The Santa Ana City Council Tuesday night decided on a spending plan for the $11.2 million in extra revenue leftover from the fiscal year that ended June 30, allocating much of the revenue toward badly needed maintenance.
Millions will be spent on park renovations and security lights, IT equipment upgrades, vehicle replacements, HVAC overhauls at city facilities and police body cameras. Other major expenditures include $400,000 for services for homeless people, $1 million for an update of the city’s general plan, and $500,000 for a city employee pension stability fund.
Click here to see the full list of 44 projects scheduled to be funded over the next two fiscal years.
City staff described the revenue as a “budget surplus,” but council members Vincent Sarmiento and Michele Martinez took issue with that characterization, saying it’s actually revenue that wasn’t allocated when the budget was first put together.
Councilman Roman Reyna said the total citywide deferred maintenance has racked up to $60 million, so what was allocated Tuesday night is actually just a fraction of what needs to be spent.
“When your house is falling apart you don’t buy a Jacuzzi. You fix it,” Reyna said.
Council members were also presented with another spending plan for $2 million in additional revenue expected to come from the sale of city-owned properties on Bristol Street. But they tabled approving this plan until they receive revenue from the property sales.
Under this second spending list, city staff is recommending funding for two skate parks and two new clay tennis courts at the Cabrillo Tennis Center, among other expenses.
Mayor Miguel Pulido, who has in the past unsuccessfully lobbied his council members to fund these tennis court improvements, pointed out that the new courts were originally in the first round of funding but were pushed into the second round.
City Manager David Cavazos replied that when officials looked at the courts, they decided they needed to fix the existing courts before adding new ones. He added that the new courts were on the list for the future.
Finally, council members separately allocated $3.8 million from their economic uncertainty fund – essentially an additional reserve fund the city established during its historic budget crisis in 2011 – for maintenance and improvements at the city’s train station.
Members of the public who spoke at the meeting generally supported the spending plan.

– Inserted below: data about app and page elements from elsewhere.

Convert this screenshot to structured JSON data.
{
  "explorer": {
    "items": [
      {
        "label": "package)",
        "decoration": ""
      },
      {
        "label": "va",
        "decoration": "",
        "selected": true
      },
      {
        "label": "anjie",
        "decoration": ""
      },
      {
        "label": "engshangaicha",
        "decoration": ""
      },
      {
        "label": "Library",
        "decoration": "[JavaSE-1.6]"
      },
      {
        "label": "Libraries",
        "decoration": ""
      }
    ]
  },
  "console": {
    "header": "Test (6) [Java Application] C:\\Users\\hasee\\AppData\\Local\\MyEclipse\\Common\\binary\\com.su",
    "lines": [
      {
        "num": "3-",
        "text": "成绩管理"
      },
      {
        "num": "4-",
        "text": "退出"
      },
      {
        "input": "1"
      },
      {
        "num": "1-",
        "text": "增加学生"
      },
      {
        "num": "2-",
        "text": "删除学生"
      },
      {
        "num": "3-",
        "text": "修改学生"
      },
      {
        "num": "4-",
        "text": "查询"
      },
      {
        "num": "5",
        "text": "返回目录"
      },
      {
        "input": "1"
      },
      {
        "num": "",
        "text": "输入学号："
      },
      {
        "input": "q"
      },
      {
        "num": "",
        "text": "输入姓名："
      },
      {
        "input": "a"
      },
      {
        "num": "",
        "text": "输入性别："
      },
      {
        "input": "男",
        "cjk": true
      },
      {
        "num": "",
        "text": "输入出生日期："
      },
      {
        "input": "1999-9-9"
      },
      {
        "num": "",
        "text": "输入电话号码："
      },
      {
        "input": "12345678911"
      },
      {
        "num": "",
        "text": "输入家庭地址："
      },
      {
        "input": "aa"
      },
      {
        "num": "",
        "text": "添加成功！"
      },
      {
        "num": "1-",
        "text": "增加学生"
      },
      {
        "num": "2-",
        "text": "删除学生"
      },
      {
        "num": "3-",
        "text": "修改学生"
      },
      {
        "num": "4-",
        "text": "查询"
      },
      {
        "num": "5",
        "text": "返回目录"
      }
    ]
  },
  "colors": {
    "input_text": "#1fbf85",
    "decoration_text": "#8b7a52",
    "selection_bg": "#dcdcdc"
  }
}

Representatives of Latino Health Access (LHA) and El Centro Cultural de Mexico – groups that offer health services and cultural activities for working-class Latinos – also requested funds.
LHA Executive Director America Bracho requested $1 million for the organization’s headquarters that would go towards paying the mortgage, upgrades and repairs. El Centro meanwhile in a letter asked for money to move into a new building.
El Centro representative Luis Sarmiento asked the city to reallocate a modest amount from the train station allocation to help with its aspirations for a new building.
Martinez and Councilman Vincent Sarmiento – no relation to Luis Sarmiento – asked that city staff look at El Centro’s request for funding under the spending plan funded by the properties sale, as well as funding for civic engagement like voter registration drives and citizenship fairs.
In addition to the money already set aside for homeless services, Sarmiento asked that city officials also look at funding more homeless services by dipping into a separate $419,000 budget line item for civic center renovations.
“What better legacy than to address the homeless problem? At least take a chunk out of it. At least leave our mark,” Sarmiento said.
Martinez said she was pleased the council decided to allocate seed funding for a pension stability fund. And despite what’s being presented as bright financial picture, she warned that the city’s unfunded pension liability of over $423 million remains a daunting financial challenge.
“When we have an unfunded liability this big, it should be troubling to the community,” Martinez said. “It is a commitment we can’t go back on.”
Please contact Adam Elmahrek directly at email@example.com and follow him on Twitter: @adamelmahrek
Since you've made it this far,
You are obviously connected to your community and value good journalism. As an independent and local nonprofit, our news is accessible to all, regardless of what they can afford. Our newsroom centers on Orange County’s civic and cultural life, not ad-driven clickbait. Our reporters hold powerful interests accountable to protect your quality of life. But it’s not free to produce. It depends on donors like you.
Join the conversation: In lieu of comments, we encourage readers to engage with us across a variety of mediums. Join our Facebook discussion. Message us via our website or staff page. Send us a secure tip. Share your thoughts in a community opinion piece.